In 1995 I tuned into a program called Madhur Jaffreys Flavours of India and it was fundamental in altering my attitude to foods. It was fascinating. It was such a completely different way of cooking and the spices! Wow! I’d never heard of them. Our kitchen cupboard contained two packaged spices and herbs: mild curry powder and mixed herbs. Exotic!   I’m not sure what changed but considering that  I had never been an adventurous eater or cooked more than a packet of supernoodles it was a great departure. Perhaps it was a realisation that something had to change.  I had become a junk food cheese obsessed non bean, non lentil and non vegetable eating vegetarian in 1993 and then a  non bean, non lentil and non vegetable eating vegan in1994. I realised that if I I was serious about removing dairy & eggs as well as meat from my diet I had to be the healthiest I could be to prove that my choice was right.
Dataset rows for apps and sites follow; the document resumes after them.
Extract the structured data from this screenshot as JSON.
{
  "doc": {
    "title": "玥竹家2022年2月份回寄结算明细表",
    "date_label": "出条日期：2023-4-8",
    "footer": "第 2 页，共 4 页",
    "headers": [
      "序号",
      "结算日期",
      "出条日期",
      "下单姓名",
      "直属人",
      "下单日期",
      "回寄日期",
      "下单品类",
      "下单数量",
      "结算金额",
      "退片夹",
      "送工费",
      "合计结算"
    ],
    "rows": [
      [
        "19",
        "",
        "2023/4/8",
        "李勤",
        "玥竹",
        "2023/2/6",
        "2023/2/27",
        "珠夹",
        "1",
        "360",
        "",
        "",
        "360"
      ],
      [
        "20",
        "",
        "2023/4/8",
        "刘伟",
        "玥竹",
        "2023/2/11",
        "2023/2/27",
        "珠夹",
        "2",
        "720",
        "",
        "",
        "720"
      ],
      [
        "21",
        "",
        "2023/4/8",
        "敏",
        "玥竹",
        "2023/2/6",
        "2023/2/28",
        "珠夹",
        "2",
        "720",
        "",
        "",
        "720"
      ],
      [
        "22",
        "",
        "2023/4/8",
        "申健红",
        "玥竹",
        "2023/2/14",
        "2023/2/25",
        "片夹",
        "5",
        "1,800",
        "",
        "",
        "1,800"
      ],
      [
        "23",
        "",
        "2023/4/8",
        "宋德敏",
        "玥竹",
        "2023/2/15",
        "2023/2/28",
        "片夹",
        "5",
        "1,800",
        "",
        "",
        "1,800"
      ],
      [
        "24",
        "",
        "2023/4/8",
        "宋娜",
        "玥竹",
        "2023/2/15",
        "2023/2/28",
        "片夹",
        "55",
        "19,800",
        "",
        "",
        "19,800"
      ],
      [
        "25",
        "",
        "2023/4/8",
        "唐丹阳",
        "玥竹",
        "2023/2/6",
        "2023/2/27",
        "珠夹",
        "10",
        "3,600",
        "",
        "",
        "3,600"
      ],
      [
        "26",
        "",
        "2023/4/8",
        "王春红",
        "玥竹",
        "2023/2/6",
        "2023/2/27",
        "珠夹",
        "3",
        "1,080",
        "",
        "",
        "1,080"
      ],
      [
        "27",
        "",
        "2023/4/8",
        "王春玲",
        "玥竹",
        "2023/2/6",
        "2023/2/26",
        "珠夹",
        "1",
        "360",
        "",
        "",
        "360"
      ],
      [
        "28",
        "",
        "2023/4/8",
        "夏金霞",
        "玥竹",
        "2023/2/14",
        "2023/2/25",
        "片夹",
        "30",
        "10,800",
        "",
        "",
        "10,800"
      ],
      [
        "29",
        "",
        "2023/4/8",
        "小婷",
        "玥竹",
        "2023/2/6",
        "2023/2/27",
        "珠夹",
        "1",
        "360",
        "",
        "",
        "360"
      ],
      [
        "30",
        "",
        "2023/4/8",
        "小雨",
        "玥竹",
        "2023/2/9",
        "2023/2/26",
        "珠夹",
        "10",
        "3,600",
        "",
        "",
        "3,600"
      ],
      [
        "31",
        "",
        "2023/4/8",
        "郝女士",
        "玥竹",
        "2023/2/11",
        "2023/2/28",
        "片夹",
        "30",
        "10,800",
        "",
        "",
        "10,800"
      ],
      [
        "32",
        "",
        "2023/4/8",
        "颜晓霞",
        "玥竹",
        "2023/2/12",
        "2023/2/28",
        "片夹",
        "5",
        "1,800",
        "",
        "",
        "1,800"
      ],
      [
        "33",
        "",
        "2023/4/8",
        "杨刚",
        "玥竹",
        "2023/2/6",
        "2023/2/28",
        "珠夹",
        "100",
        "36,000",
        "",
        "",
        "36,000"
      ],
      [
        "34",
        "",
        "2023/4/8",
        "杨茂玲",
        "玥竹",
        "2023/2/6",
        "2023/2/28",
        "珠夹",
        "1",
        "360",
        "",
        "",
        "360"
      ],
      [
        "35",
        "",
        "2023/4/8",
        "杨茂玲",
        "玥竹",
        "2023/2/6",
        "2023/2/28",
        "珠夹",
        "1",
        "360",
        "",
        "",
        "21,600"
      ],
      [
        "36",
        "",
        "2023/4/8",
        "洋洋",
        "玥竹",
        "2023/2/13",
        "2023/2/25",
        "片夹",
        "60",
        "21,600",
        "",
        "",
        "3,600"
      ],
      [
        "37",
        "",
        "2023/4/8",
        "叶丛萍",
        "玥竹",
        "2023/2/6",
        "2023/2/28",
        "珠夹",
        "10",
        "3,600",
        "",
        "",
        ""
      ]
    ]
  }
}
I wrote out the recipes and after school i would venture into the one and only ethnic food shop that Aberdeen had to offer to buy my spices and eventually I started asking the advice of the owners how to cook things: although every vegetable I bought I was told to “cook like a potato”. I experimented after school and slowly introduced different types of pulses and vegetables into my new spiced up flavoursome cooking.

That is where my love affair with Indian foods started.    The flavours can be punchy and as hot as hell or subtle and mild but always beautifully aromatic. Dal is an easy place to start. It can be made a little sweet with cinnamon and coconut milk, maybe sour with a hint of tamarind or perhaps fiery and fresh with some coriander chilli and lime stirred in at the end. I can’t really claim this to be completely authentic but I do claim it to be delicious.


Channa dal about 2 cups, 2 bay leaves and Cassia bark (or a cinnamon stick). A few cloves and some cardamom pods can also be added

Throw in a pot and cover with water. Bring to the boil and simmer until channa dal is tender.

Meanwhile: Fry off 2 onions, 3 cloves crushed garlic and good chunk of finely chopped ginger over a gentle heat and try not to burn. Add in a tsp mustard seeds, 1/2 tsp ground fenugreek, a tablespoon each of ground cumin and coriander and fry off a little. If you can get fresh curry leaves put them in too. Throw this mix into your dal.

Now you can add fresh chillies if you like or some tamarind or maybe some coconut milk and let it simmer away. Add salt only once the channa dal is soft. Spinach and fresh coriander should be put in at the last minute if you fancy it…and why not?


Vegan MoFo: Calcium rich nutritional yeast sprinkle

I love a bit of nutritional yeast to the extent that I import great tubs of it at huge expense. I love that it has a tangy savoury taste and is cram packed full of  B vitamins but there is always room for nutritional improvement.

While flicking through Vegan Lunchbox I came across a recipe for breadsticks which involved grinding up sesame seeds with nutritional yeast and right there was the obvious answer. Sesame seeds are high in calcium and make a tasty savoury addition to the sprinkle, add in some freshly ground flax seeds and you throw some omega 3 into the mix.

You can add salt, garlic granules and/or dried onions too if you fancy more of a kick but I leave the salt out for the toddler.

nutritional yeast cheesy sprinkle

1/4 cup Sesame seeds
1/4 cup Nutritional yeast (While I import mine it can be bought through Goodness Direct but I haven’t tried this version so can’t personally vouch for it)
1 tbsp Flax seed (linseed)

Grind it all up in a coffee/spice grinder and store in an airtight container. Sprinkle where desired.

(Disclosure: There are affiliate links to Amazon UK and Goodness Direct (UK) in this post and by buying through them you help support our blog. Thank you!)